**Study material:**
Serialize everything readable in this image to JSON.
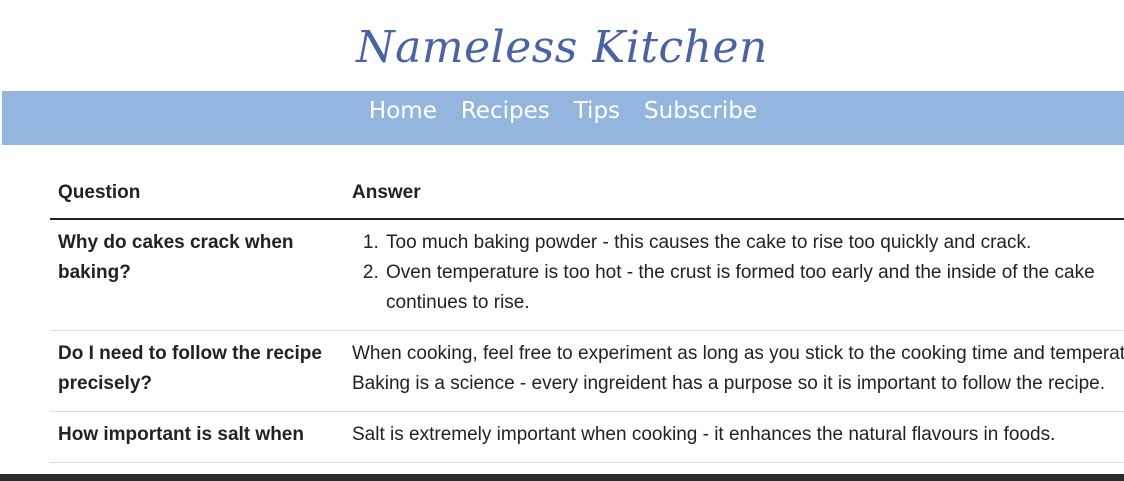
{
  "site": {
    "title": "Nameless Kitchen"
  },
  "nav": {
    "items": [
      "Home",
      "Recipes",
      "Tips",
      "Subscribe"
    ]
  },
  "table": {
    "headers": {
      "question": "Question",
      "answer": "Answer"
    },
    "rows": [
      {
        "question": "Why do cakes crack when baking?",
        "answer_list": [
          "Too much baking powder - this causes the cake to rise too quickly and crack.",
          "Oven temperature is too hot - the crust is formed too early and the inside of the cake continues to rise."
        ]
      },
      {
        "question": "Do I need to follow the recipe precisely?",
        "answer_lines": [
          "When cooking, feel free to experiment as long as you stick to the cooking time and temperature.",
          "Baking is a science - every ingreident has a purpose so it is important to follow the recipe."
        ]
      },
      {
        "question": "How important is salt when",
        "answer_lines": [
          "Salt is extremely important when cooking - it enhances the natural flavours in foods."
        ]
      }
    ]
  },
  "colors": {
    "title": "#4a63a3",
    "navbar_bg": "#94b6de",
    "nav_text": "#ffffff"
  }
}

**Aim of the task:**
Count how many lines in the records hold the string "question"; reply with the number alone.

**Output below:**
4